DATA RECORDS:

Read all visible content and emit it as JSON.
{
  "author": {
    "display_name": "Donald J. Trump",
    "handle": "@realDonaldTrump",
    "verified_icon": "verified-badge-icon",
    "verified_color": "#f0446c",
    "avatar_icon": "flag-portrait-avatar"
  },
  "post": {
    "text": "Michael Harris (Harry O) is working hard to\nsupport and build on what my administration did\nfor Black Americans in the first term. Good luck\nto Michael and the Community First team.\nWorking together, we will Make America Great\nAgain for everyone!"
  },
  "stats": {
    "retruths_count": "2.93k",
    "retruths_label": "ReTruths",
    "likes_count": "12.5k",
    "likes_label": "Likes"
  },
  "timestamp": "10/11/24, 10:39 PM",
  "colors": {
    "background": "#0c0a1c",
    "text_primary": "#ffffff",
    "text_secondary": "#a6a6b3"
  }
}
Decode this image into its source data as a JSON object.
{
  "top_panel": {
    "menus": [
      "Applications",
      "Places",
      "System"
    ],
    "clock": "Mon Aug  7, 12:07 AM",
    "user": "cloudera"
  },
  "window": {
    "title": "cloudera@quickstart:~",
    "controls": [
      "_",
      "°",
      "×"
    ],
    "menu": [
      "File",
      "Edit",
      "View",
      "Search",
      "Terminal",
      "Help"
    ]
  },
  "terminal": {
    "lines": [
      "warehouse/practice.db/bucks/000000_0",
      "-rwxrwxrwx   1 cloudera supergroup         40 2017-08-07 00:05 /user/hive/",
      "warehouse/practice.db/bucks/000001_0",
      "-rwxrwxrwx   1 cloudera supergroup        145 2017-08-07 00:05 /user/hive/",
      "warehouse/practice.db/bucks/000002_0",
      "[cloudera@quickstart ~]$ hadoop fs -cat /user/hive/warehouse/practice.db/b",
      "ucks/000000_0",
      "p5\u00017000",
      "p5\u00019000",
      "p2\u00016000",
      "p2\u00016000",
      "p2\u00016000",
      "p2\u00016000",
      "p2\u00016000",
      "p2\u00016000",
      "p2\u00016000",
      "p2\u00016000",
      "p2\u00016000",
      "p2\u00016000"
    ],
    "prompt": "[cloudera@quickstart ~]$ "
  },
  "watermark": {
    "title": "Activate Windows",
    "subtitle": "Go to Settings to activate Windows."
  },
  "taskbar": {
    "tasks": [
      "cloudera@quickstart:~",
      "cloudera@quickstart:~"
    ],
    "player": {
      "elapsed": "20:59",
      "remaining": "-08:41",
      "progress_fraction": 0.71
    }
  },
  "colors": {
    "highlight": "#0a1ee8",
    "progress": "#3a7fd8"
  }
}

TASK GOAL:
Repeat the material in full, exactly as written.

SOLUTION:
Read all visible content and emit it as JSON.
{
  "author": {
    "display_name": "Donald J. Trump",
    "handle": "@realDonaldTrump",
    "verified_icon": "verified-badge-icon",
    "verified_color": "#f0446c",
    "avatar_icon": "flag-portrait-avatar"
  },
  "post": {
    "text": "Michael Harris (Harry O) is working hard to\nsupport and build on what my administration did\nfor Black Americans in the first term. Good luck\nto Michael and the Community First team.\nWorking together, we will Make America Great\nAgain for everyone!"
  },
  "stats": {
    "retruths_count": "2.93k",
    "retruths_label": "ReTruths",
    "likes_count": "12.5k",
    "likes_label": "Likes"
  },
  "timestamp": "10/11/24, 10:39 PM",
  "colors": {
    "background": "#0c0a1c",
    "text_primary": "#ffffff",
    "text_secondary": "#a6a6b3"
  }
}
Decode this image into its source data as a JSON object.
{
  "top_panel": {
    "menus": [
      "Applications",
      "Places",
      "System"
    ],
    "clock": "Mon Aug  7, 12:07 AM",
    "user": "cloudera"
  },
  "window": {
    "title": "cloudera@quickstart:~",
    "controls": [
      "_",
      "°",
      "×"
    ],
    "menu": [
      "File",
      "Edit",
      "View",
      "Search",
      "Terminal",
      "Help"
    ]
  },
  "terminal": {
    "lines": [
      "warehouse/practice.db/bucks/000000_0",
      "-rwxrwxrwx   1 cloudera supergroup         40 2017-08-07 00:05 /user/hive/",
      "warehouse/practice.db/bucks/000001_0",
      "-rwxrwxrwx   1 cloudera supergroup        145 2017-08-07 00:05 /user/hive/",
      "warehouse/practice.db/bucks/000002_0",
      "[cloudera@quickstart ~]$ hadoop fs -cat /user/hive/warehouse/practice.db/b",
      "ucks/000000_0",
      "p5\u00017000",
      "p5\u00019000",
      "p2\u00016000",
      "p2\u00016000",
      "p2\u00016000",
      "p2\u00016000",
      "p2\u00016000",
      "p2\u00016000",
      "p2\u00016000",
      "p2\u00016000",
      "p2\u00016000",
      "p2\u00016000"
    ],
    "prompt": "[cloudera@quickstart ~]$ "
  },
  "watermark": {
    "title": "Activate Windows",
    "subtitle": "Go to Settings to activate Windows."
  },
  "taskbar": {
    "tasks": [
      "cloudera@quickstart:~",
      "cloudera@quickstart:~"
    ],
    "player": {
      "elapsed": "20:59",
      "remaining": "-08:41",
      "progress_fraction": 0.71
    }
  },
  "colors": {
    "highlight": "#0a1ee8",
    "progress": "#3a7fd8"
  }
}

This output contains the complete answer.